··· DATA SUPPLIED ···

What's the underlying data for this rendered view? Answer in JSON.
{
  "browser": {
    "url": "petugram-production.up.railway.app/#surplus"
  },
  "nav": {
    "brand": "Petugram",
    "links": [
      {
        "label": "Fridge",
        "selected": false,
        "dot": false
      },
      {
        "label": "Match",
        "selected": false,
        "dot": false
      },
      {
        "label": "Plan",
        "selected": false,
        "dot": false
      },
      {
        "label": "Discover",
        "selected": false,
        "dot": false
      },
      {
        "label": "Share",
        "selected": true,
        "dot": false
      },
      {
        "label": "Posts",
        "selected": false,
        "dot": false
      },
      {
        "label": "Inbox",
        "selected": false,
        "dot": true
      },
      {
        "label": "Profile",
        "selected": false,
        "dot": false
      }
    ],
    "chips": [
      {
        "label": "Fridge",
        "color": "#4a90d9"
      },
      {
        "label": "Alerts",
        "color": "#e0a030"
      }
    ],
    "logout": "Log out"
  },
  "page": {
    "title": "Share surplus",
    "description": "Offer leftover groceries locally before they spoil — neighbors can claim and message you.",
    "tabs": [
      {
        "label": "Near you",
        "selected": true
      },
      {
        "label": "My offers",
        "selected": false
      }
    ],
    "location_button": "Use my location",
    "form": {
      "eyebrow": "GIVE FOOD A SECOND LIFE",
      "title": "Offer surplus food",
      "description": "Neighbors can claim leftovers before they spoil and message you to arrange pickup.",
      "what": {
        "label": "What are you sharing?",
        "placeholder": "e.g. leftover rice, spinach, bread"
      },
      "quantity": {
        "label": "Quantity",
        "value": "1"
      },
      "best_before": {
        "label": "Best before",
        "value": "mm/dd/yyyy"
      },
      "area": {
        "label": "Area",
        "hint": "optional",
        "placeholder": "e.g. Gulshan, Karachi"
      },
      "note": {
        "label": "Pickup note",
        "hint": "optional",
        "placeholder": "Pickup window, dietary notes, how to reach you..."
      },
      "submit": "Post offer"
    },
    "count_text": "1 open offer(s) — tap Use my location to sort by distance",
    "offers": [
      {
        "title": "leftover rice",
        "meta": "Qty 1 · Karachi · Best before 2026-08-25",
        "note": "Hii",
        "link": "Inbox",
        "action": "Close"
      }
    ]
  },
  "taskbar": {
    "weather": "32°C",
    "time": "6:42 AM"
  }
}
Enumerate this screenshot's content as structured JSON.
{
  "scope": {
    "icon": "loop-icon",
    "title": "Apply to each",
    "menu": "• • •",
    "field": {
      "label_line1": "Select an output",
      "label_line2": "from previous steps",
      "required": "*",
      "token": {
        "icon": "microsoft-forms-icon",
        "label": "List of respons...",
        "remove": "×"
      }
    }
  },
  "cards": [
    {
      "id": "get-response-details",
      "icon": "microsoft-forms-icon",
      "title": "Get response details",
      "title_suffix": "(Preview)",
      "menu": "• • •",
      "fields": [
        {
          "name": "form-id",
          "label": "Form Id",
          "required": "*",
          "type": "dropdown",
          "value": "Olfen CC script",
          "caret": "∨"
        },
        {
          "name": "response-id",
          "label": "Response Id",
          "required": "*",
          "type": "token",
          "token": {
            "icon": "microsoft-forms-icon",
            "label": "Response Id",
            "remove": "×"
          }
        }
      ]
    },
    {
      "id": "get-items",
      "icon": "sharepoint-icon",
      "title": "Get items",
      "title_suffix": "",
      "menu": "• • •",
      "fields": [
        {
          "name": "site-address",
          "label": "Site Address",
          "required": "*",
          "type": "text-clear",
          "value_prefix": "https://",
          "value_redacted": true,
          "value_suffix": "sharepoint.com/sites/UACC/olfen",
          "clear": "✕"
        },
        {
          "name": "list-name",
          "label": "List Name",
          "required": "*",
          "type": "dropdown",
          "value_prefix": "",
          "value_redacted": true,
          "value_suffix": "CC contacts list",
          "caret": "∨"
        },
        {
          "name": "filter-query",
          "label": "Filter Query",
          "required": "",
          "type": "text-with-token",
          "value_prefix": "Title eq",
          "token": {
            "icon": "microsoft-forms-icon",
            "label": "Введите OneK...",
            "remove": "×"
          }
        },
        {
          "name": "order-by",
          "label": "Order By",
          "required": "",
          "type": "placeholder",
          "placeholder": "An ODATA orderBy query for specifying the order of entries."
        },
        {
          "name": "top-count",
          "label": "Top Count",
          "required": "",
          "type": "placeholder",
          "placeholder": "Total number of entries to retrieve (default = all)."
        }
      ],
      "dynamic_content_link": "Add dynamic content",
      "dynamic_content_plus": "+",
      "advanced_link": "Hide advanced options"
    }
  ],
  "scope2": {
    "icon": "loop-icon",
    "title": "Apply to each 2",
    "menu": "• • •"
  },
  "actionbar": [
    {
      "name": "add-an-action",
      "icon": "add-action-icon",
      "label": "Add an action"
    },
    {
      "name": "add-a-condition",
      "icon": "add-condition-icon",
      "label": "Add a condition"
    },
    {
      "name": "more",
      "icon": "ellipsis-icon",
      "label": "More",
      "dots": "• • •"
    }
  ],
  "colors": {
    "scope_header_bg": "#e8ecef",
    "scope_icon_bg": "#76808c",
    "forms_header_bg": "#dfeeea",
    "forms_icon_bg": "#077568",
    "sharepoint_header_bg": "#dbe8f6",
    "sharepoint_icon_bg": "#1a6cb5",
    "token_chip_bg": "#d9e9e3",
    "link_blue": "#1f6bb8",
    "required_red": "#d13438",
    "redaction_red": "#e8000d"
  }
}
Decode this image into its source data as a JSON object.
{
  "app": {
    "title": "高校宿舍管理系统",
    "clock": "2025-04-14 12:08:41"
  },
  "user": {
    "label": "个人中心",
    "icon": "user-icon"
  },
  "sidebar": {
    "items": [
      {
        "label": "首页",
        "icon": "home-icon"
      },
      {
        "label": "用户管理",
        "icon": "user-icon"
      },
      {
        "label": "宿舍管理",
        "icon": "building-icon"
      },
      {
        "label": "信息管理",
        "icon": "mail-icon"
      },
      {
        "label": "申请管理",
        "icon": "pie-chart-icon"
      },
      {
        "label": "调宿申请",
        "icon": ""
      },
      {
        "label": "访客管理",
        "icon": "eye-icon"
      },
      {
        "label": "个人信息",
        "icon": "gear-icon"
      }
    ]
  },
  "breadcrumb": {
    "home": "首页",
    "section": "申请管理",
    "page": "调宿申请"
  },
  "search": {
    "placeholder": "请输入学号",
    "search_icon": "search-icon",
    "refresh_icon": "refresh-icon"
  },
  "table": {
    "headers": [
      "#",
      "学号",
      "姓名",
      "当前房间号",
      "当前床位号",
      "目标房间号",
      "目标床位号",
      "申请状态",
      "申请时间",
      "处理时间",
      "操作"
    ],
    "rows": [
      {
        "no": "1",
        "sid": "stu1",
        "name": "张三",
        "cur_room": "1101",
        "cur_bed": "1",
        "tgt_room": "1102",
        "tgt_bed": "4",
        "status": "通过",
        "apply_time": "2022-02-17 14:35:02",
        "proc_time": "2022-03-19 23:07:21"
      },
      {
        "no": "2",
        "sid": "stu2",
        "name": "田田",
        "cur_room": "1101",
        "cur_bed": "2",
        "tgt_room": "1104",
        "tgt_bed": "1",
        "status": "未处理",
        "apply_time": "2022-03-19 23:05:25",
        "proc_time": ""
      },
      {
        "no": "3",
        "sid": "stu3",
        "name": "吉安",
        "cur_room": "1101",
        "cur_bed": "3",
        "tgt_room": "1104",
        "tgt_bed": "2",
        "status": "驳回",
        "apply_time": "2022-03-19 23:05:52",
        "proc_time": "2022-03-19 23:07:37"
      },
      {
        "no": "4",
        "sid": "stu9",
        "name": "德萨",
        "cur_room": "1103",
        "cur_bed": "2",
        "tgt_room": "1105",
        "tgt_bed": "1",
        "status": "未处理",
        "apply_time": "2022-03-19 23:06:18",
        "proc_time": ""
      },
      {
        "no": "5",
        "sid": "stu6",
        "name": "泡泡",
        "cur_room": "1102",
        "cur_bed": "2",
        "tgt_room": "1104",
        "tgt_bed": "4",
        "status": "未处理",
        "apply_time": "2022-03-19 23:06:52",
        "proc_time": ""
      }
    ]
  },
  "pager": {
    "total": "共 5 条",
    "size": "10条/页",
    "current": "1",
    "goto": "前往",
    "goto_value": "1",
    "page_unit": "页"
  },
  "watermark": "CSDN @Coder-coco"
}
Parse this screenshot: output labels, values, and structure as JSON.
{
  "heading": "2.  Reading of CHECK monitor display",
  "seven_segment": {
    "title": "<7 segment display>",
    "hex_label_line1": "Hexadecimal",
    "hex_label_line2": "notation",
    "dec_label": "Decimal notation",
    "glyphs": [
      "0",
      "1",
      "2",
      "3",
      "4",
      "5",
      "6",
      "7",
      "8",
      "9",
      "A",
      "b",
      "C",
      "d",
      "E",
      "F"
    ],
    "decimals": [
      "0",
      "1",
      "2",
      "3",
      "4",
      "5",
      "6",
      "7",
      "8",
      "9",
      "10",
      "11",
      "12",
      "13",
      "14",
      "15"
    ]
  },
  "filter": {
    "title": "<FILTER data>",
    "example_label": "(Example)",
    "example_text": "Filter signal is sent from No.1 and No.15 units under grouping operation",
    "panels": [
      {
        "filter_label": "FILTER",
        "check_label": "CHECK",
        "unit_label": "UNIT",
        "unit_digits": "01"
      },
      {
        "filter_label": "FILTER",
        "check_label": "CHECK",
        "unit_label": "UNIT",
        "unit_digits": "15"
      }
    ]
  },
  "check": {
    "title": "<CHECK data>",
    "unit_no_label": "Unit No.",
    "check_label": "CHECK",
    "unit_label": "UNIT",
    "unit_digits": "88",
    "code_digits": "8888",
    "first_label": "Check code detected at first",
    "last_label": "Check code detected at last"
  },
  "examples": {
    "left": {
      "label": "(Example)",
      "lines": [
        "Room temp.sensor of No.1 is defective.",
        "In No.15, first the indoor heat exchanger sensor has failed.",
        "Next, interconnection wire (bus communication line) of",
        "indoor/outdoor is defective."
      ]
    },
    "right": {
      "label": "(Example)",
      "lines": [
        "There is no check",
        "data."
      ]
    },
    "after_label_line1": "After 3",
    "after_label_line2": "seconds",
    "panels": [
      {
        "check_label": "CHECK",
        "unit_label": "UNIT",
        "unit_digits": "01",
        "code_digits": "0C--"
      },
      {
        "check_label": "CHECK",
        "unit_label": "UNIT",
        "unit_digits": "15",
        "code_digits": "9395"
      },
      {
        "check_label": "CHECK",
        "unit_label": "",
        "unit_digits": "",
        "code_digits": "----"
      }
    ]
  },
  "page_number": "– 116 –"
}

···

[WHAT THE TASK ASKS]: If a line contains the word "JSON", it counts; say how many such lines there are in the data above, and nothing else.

[RESPONSE AREA]: 4